Work item – Tally the lines in the listing below that include "legend". Answer with the count and nothing more.

Input records –

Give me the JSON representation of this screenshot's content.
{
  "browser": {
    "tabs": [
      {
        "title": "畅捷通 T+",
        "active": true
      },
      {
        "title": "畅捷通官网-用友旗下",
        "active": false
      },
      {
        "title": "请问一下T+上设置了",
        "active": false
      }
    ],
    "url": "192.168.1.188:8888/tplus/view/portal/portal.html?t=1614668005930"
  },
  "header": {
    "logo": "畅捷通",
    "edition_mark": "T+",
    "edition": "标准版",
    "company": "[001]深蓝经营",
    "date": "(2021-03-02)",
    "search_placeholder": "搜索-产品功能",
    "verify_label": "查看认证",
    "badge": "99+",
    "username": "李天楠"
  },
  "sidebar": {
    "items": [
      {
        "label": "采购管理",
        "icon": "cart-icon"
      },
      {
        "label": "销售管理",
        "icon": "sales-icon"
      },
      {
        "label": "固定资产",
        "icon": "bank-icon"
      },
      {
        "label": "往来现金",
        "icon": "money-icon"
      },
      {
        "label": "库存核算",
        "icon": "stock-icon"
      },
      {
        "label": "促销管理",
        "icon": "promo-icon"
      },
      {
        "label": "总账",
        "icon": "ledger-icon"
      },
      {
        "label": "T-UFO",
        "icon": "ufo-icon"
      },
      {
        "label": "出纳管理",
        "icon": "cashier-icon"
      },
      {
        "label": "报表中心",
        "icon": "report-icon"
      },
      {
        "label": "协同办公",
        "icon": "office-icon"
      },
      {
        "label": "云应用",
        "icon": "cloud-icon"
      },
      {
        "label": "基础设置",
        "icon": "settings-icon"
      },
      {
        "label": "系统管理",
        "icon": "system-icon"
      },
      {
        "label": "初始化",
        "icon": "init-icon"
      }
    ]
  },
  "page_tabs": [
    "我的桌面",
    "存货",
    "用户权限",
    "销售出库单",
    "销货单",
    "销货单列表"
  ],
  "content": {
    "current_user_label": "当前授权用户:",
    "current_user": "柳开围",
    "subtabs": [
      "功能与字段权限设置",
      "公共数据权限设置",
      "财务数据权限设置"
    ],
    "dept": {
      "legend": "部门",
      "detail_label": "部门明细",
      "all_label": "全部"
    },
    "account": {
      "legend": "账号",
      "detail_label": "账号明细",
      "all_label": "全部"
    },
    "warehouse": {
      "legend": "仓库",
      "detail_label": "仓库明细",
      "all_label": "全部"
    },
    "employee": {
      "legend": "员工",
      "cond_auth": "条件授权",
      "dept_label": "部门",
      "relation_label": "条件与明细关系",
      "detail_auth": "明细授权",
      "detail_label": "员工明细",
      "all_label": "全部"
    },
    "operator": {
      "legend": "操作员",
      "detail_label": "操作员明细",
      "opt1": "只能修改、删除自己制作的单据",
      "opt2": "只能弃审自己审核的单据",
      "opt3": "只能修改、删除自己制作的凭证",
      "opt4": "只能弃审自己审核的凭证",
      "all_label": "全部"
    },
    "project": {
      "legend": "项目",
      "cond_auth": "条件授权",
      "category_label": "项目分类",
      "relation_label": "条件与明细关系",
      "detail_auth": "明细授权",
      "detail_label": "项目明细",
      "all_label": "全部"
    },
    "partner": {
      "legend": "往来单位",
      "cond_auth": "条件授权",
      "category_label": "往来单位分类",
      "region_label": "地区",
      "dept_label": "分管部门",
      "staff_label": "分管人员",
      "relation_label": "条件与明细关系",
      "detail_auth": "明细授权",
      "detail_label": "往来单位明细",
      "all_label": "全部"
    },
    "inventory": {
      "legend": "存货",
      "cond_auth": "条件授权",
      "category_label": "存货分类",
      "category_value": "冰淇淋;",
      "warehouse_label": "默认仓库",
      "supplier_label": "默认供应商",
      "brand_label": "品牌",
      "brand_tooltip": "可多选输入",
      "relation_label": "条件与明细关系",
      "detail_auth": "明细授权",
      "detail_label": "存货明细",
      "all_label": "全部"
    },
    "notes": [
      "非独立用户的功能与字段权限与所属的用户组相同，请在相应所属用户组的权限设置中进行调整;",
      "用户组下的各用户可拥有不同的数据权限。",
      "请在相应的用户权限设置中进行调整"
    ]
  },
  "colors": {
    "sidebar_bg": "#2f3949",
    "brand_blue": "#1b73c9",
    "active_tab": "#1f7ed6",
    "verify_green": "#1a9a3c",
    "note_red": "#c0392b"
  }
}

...

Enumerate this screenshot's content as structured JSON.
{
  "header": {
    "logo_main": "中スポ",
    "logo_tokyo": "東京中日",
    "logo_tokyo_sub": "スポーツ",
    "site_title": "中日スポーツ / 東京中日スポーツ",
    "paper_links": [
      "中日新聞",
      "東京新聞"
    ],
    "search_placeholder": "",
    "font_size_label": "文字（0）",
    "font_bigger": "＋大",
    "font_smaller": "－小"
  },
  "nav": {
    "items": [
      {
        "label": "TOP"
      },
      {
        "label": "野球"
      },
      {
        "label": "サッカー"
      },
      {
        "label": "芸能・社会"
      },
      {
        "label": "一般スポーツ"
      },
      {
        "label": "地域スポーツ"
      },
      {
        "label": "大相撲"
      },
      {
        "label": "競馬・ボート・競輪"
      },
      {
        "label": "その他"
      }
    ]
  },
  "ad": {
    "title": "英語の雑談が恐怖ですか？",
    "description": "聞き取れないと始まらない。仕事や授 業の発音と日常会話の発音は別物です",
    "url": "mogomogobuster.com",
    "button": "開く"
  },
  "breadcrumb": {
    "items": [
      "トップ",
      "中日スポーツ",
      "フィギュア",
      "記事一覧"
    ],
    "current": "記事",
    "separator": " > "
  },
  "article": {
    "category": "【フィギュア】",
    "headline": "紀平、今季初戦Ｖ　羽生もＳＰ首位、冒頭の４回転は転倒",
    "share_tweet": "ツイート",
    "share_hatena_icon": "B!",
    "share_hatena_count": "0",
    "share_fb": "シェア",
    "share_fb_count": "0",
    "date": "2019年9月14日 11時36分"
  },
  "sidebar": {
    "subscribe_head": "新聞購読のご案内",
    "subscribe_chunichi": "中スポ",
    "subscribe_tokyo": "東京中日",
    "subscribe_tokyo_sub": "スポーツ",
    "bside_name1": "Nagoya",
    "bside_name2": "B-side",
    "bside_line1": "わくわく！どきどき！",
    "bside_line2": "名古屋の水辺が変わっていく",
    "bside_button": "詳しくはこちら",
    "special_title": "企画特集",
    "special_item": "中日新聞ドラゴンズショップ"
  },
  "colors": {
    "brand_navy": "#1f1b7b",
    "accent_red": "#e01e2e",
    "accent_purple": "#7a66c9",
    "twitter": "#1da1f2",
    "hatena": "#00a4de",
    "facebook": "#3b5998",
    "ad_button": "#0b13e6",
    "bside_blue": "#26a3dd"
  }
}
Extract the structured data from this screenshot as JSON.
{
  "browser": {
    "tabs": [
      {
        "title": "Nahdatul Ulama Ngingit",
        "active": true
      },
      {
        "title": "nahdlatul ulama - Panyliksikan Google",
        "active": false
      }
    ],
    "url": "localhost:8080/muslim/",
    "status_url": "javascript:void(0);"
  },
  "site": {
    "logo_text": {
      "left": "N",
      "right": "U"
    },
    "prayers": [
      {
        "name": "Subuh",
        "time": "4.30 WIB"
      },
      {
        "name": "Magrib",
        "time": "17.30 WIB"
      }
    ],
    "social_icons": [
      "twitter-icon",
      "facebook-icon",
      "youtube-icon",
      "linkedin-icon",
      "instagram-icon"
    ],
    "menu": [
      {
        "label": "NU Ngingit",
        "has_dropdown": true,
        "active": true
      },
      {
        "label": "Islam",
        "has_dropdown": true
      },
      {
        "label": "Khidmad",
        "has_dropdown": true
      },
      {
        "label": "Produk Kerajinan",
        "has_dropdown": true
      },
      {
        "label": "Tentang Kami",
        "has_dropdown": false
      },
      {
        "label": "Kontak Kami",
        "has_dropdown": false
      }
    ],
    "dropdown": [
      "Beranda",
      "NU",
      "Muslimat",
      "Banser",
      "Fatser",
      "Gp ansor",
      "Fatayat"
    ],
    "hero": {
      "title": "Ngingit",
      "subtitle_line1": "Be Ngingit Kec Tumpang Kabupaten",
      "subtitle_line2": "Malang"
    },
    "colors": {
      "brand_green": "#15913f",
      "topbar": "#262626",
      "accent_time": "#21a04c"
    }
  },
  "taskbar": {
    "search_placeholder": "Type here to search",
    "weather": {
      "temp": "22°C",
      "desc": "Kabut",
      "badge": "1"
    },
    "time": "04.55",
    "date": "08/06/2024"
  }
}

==

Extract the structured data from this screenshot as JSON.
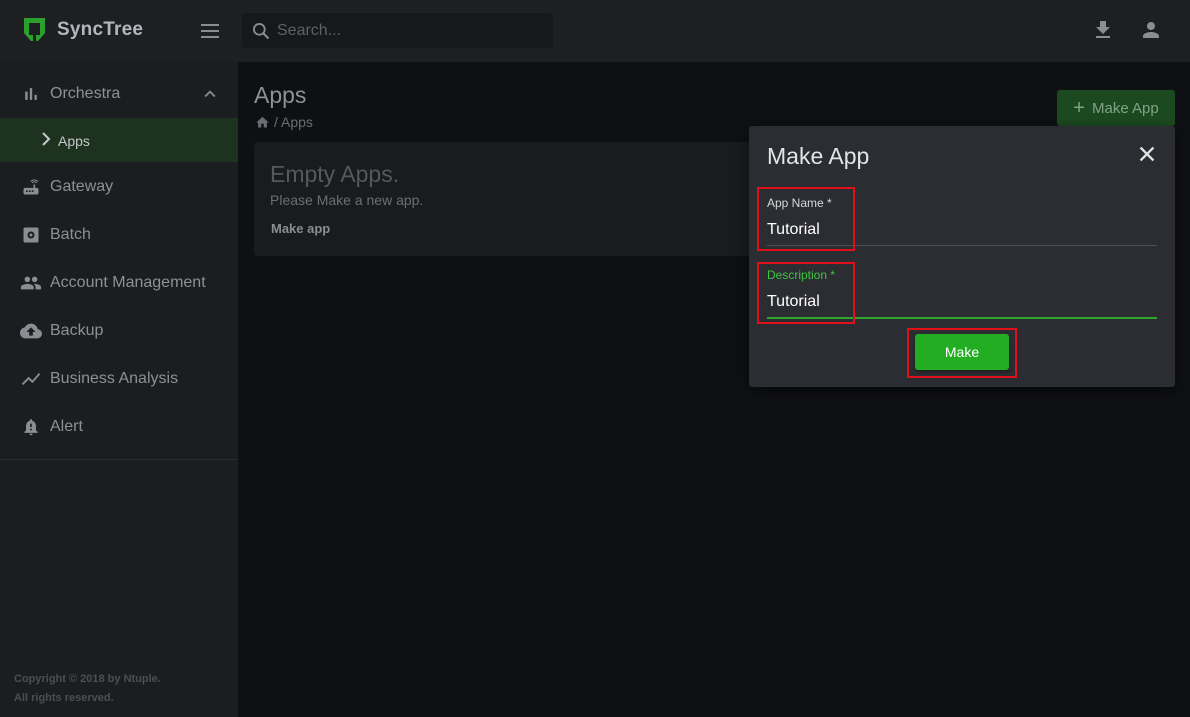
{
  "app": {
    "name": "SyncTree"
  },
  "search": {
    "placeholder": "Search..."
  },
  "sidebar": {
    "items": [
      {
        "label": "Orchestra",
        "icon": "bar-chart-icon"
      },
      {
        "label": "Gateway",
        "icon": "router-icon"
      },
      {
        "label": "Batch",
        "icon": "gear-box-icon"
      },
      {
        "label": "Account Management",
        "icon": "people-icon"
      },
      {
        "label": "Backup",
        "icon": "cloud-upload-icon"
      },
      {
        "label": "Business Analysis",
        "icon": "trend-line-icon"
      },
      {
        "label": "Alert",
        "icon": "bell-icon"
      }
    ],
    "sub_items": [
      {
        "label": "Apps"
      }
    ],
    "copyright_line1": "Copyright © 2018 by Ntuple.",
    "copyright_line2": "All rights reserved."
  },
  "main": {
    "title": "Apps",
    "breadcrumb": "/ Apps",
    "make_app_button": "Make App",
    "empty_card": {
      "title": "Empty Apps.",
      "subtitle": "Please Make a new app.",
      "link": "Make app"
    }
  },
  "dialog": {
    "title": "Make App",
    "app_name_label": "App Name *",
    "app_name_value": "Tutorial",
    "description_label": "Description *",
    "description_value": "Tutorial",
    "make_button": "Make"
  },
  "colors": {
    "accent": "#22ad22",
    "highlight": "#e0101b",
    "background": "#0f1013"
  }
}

Solved problem – 8